Civil Rights Heritage Center Receives Freedom Award
The IU South Bend Civil Rights Heritage Center and its Engman Natatorium Project received the 2014 Freedom Award at the 23rd Annual Dr. Martin Luther King Jr. Indiana Statehouse Celebration. The award was presented on Jan. 15 at the Indiana Statehouse Rotunda.
The award was presented by the Martin Luther King Jr. Indiana Holiday Commission.
The award is given to an individual or project whose major societal influence includes breaking down barriers that have divided us in the past and/or building ongoing relationships that foster respect, understanding, and harmony in our schools and communities.
The nominations are made anonymously by the member of the Martin Luther King Jr. Indiana Holiday Commission.
Alfred J. Guillaume Jr., retired executive vice chancellor, and Muhammad Shabazz II, both from the Civil Rights Heritage Center, were in Indianapolis to receive the award along with Allison Stankrauff, Schurz Library archivist.
Shabazz said he was thrilled to be part of the ceremony and to meet the governor. He added that the work of the center has been noted as important to the community and the state.

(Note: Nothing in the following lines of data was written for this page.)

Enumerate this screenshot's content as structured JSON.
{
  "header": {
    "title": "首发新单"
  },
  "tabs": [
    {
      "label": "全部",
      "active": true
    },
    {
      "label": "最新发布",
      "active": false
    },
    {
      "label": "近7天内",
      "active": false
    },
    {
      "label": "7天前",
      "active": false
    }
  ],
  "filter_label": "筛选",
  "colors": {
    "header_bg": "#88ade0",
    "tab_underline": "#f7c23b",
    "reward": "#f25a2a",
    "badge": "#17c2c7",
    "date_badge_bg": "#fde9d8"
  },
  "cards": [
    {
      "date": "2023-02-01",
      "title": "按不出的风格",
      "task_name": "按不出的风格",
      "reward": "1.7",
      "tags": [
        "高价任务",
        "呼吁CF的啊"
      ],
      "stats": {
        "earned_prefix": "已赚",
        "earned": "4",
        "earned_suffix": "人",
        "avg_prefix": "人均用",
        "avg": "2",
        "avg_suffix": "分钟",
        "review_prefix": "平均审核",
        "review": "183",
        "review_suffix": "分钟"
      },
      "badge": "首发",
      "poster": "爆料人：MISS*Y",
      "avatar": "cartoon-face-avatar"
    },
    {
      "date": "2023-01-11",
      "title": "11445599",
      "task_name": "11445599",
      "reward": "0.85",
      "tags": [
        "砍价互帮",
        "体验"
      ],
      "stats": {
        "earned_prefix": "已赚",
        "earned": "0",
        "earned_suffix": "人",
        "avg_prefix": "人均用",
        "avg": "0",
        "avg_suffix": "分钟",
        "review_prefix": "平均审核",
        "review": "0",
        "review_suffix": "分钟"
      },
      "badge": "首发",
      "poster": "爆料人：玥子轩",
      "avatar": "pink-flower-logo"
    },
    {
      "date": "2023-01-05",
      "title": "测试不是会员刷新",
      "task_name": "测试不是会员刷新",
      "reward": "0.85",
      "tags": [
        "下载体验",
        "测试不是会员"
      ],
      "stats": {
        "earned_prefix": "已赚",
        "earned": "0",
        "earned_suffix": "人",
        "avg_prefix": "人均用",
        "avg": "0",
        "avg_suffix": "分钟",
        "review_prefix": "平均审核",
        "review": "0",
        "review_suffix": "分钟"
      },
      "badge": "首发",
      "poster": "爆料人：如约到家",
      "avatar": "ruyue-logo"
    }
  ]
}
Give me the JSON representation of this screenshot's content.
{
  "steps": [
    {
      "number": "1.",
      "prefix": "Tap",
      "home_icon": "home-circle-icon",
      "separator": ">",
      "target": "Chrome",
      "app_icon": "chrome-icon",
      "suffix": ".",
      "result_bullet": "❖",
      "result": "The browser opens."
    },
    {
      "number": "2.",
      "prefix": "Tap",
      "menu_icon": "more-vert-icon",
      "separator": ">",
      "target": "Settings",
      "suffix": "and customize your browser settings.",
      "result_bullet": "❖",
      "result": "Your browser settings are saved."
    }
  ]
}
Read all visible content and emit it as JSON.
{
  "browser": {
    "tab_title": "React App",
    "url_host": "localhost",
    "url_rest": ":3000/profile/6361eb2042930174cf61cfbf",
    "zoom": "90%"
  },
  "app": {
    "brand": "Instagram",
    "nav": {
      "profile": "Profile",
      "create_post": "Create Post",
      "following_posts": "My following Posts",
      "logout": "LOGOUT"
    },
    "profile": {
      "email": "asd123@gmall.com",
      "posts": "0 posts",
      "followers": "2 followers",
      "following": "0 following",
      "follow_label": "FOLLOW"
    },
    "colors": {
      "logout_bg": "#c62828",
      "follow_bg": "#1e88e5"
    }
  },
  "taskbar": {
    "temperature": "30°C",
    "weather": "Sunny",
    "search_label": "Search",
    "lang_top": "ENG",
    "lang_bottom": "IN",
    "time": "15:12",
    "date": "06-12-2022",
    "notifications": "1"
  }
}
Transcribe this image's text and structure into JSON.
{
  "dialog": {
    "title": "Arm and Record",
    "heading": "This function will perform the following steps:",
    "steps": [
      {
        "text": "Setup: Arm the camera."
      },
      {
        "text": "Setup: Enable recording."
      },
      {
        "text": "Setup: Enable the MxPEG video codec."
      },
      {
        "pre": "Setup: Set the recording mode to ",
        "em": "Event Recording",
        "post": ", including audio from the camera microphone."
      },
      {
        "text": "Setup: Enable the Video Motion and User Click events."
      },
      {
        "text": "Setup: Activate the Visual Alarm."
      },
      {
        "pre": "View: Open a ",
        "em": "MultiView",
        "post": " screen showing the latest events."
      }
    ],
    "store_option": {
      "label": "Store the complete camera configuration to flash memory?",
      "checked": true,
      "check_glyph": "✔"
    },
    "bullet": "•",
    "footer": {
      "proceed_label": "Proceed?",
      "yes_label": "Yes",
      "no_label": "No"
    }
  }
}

The center’s mission to portray the past, present and future of civil rights, serving as an active center that promotes social justice and human rights embodies that spirit of the award. According to Ava Taylor, public outreach and events manager for the Indiana Civil Right Commission, the center and natatorium are both important facets that the commission examined before giving the award. She cited the formation of the center as a student-led project and the importance of preserving the natatorium as a symbol of the struggle of civil right in the community.
Four awards were presented – Freedom Award, Spirit of Justice, Passing the Torch and Chairman’s Award. The other awards have not been announced.
The program included remarks by Gov. Mike Pence and the presentation of awards.
The IU South Bend Civil Rights Heritage Center was created in 2000 after students returned from a trip to the South and wanted to continue their research into civil rights issues. The center is active in research into the struggles and achievements of citizens committed to social justice and it uses the civil rights movement as living history.
The Civil Rights Heritage Center at the Natatorium reopened in 2010. IU South Bend began working in 2006 with the city of South Bend and the South Bend Heritage Foundation to renovate and adapt the building for a center of research, community activities and education.
The public natatorium was built in 1922. It was partially desegregated in 1936 and full integrated in 1950.
Due to soaring repair costs and declining attendance, the pool closed in 1978. The pool shed was demolished in 2006. Today the pool site is a peace garden.